Today BURNAWAY is pleased to present a creative piece on art and poetry by Shane Jones for our monthly column, Authors on Art, curated by Blake Butler.
I’ll admit that I’m a skank for artists who use color in interesting and brutal ways (Richard Colman and Matt Furie are brilliant rainbow-laced minds who come to mind), but recently what I’ve found is that those washing color completely out of their work can be truly devastating in the most wonderful and beautiful way.
What that “way” is, I couldn’t tell you. For me, it’s a really basic and somewhat child-like gut reaction where I can’t help but blurt out “Whoa,” or “Wooowwwww.”
A series of ten drawings, Cradle Stories by Lucas Soi, is an insanely detailed collection — each drawing takes about two months, working eight hours almost every day. Soi depicts a white-walled suburbia fucked with evil, technology, sex, death, drugs, and an odd/sweet innocence I can’t quite understand. Maybe it’s the drawing, Glass House, and the sadness of that title, and the girl being helped up from the broken table that emphasizes a painful lack of color in a scene that screams for color.
Or maybe it’s the way Lucas Soi isolates female characters inside these upper-class homes detailed with flat screen televisions, swimming pools, and that refrigerator completely stuffed with food. Why is something seemingly so innocuous, a refrigerator, so creepy and moving? Maybe it’s the juxtaposition of the girl smoking on the floor, the bare counters, the urge for comfort and escape inside this very real, but very dream-like world.
Or maybe this whole series is so powerful to me because of a larger juxtaposition. That is, the scenes in the homes (with their own kind of horror and sweetness) versus the scenes outside of the homes (with a more obtuse sense of evil and loss of innocence).
But what I started talking about was color and the lack of it in these works. The more I think about it, maybe there’s actually too much color in these works because Lucas Soi demands you to fill in the spaces with your own imagination – your eyes functioning as a kind of syringe in reverse, every color in your mind, now brought to the fore, is eager to be injected.
Shane Jones is the author of Light Boxes, published by Penguin Group in 2010. He recently started saying things at ivomiticecubessowhat.tumblr.com.

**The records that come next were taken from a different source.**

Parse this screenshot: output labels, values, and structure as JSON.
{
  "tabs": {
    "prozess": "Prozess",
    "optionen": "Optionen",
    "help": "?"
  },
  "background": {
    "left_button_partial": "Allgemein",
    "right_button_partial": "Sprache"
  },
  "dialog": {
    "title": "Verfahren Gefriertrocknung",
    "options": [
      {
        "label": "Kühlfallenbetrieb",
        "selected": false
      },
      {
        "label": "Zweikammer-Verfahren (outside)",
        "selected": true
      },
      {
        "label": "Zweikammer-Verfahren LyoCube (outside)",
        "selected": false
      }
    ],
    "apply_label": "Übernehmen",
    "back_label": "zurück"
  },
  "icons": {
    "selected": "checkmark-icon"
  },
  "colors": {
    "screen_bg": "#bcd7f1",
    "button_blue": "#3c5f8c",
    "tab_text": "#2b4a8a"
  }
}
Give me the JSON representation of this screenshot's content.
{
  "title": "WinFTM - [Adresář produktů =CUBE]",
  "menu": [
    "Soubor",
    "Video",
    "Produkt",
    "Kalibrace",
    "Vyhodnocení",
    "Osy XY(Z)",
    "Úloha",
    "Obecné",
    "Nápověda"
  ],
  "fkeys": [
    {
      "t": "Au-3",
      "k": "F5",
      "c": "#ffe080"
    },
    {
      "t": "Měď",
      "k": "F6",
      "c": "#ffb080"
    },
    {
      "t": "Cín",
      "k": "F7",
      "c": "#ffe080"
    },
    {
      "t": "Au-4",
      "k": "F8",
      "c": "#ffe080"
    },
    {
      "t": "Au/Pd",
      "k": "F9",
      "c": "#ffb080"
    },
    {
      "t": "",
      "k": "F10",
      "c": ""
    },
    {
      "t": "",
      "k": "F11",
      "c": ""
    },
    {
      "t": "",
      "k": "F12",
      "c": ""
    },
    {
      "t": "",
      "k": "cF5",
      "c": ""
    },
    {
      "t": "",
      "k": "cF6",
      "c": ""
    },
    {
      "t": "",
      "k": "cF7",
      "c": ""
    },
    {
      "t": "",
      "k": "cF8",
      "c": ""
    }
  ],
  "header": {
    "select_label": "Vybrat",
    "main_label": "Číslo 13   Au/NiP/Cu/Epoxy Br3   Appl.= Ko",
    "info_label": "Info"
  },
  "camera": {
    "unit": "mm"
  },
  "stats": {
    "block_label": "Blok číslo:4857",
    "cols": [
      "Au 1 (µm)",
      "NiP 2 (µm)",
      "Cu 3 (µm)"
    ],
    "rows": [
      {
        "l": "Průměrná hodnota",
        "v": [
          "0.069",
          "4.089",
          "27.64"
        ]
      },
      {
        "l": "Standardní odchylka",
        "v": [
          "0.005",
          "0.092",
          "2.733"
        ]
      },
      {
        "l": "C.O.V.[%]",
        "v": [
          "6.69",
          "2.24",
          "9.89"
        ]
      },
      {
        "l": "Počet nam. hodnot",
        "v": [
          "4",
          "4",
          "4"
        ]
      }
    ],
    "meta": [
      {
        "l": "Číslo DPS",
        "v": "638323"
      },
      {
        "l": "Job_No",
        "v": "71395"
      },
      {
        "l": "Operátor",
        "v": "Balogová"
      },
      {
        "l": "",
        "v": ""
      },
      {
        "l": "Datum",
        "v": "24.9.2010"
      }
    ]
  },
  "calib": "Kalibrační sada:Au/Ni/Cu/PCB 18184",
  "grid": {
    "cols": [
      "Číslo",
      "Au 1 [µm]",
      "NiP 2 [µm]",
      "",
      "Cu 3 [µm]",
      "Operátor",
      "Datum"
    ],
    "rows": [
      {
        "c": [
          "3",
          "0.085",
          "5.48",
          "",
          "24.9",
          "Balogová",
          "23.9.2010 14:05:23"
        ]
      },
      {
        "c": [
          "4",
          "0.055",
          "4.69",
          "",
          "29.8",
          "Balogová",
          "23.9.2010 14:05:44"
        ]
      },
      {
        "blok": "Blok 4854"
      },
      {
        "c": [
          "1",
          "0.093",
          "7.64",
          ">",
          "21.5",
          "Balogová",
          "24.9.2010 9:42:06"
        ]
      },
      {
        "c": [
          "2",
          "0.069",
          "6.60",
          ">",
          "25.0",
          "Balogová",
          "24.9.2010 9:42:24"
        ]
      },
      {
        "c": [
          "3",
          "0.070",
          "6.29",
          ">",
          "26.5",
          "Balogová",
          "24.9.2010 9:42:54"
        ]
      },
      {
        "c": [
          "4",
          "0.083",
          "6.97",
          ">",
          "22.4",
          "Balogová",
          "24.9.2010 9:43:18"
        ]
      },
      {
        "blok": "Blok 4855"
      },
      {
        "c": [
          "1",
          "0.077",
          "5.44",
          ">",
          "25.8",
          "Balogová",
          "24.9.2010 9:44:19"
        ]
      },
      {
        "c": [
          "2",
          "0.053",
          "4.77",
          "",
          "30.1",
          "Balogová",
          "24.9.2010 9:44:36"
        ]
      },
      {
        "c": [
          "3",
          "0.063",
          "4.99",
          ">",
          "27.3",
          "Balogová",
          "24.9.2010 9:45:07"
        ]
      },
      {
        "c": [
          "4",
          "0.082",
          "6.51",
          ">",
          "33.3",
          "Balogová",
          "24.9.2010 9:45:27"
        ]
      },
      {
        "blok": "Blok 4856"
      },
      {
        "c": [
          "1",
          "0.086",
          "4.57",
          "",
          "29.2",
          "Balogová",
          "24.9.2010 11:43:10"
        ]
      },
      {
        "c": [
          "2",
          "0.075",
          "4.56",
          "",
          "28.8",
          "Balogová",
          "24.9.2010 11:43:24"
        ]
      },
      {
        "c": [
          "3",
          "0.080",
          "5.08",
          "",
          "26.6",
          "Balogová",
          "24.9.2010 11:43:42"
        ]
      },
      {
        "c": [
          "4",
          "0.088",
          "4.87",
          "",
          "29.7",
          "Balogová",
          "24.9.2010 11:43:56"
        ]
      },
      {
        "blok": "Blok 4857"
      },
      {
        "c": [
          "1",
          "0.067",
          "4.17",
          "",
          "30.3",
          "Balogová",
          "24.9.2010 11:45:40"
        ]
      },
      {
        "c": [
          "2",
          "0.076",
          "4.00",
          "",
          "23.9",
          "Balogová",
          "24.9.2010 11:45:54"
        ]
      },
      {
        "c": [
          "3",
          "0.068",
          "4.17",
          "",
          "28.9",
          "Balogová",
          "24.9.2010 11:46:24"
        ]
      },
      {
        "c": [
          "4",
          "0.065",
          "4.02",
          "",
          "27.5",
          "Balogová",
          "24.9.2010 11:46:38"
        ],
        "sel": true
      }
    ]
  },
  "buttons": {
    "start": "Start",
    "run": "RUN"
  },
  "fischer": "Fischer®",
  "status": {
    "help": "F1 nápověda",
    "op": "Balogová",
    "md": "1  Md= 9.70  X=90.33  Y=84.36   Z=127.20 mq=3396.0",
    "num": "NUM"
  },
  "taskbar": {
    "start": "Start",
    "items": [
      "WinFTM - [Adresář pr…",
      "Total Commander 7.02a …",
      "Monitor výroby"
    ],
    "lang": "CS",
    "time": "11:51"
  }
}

A new novel is scheduled to be published by Penguin Group in early 2012.
Check BURNAWAY for Authors on Art curated by Blake Butler on the second Monday of every month!